In: Russian Politics

This Special Issue is devoted to Russia’s welfare state during the years of economic stagnation that began in 2013. Twelve experts assess social conditions and reforms in poverty, labor market, pension, housing and education policies. They show that social mobility has stagnated in conditions of deep inequality and just-above-poverty incomes for many. Innovative labor market and anti-poverty policies are hampered by low productivity and wages, both features of an oligarchic economic model that blocks competition and development. Welfare commitments heavily burden the state budget, producing reforms that transfer costs to users. The authors find that popular protests have forced government to partially mitigate these reforms. Putin’s government appears trapped between oligarchic economic interests and popular expectations for welfare. The final article compares China’s comparatively successful welfare trajectories with those of Russia, and proposes an agenda for further research.
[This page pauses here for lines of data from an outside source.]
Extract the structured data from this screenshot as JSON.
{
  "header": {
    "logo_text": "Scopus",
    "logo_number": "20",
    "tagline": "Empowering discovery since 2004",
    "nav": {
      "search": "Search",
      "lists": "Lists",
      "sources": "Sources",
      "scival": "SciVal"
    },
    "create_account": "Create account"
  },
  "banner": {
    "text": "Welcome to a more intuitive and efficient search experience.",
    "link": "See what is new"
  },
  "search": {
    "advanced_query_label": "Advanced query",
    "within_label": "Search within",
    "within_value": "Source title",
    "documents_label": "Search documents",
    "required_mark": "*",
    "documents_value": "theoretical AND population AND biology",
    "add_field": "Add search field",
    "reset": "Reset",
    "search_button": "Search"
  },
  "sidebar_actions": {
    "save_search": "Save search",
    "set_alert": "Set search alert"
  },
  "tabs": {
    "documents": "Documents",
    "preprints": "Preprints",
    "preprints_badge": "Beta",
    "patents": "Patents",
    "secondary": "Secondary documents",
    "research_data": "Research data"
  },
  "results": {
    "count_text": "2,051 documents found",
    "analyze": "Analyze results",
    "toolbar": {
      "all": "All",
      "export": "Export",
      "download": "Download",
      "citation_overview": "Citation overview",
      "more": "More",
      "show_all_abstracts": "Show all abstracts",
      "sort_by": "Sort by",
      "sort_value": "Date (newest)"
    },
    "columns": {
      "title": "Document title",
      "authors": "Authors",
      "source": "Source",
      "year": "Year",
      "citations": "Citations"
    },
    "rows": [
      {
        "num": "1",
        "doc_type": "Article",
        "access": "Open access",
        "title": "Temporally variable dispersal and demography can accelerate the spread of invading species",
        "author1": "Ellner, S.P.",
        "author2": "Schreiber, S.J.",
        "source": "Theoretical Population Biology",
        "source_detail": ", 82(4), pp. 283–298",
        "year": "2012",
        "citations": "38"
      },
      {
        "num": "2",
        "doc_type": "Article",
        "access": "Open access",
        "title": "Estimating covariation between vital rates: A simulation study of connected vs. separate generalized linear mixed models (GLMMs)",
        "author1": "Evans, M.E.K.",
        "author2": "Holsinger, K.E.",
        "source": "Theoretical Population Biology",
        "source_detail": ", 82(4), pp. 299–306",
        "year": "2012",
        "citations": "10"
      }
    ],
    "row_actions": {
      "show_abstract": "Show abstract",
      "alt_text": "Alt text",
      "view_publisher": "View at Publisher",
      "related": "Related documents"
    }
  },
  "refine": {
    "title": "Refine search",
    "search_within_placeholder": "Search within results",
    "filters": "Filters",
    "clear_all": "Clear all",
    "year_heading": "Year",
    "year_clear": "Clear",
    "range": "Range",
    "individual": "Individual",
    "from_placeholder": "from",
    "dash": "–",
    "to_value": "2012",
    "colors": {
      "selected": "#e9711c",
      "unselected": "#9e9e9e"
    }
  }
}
In: Russian Politics

Meeting popular expectations for social welfare delivery is one of the pillars upon which the current Russian regime bases its legitimacy. At the same time, the authorities try to transfer responsibility and costs to citizens and transfer service delivery to commercial actors. This article addresses the relationship between welfare reform and political stability in Russia. The discussion is based upon case studies of three large-scale reforms of pension, education and housing policies in 2014–2019. The reforms are analyzed in the light of mechanisms often referred to as “neo-liberal”: public budgets are relieved by making citizens pay more out of their own pockets, and tasks that used to be public are transferred to non-state actors or people’s self-organizing. The article identifies how the population reacts to the introduction of such mechanisms. It discusses the extent to which core reform mechanisms are challenged and original reforms modified in response to resistance.

In: Russian Politics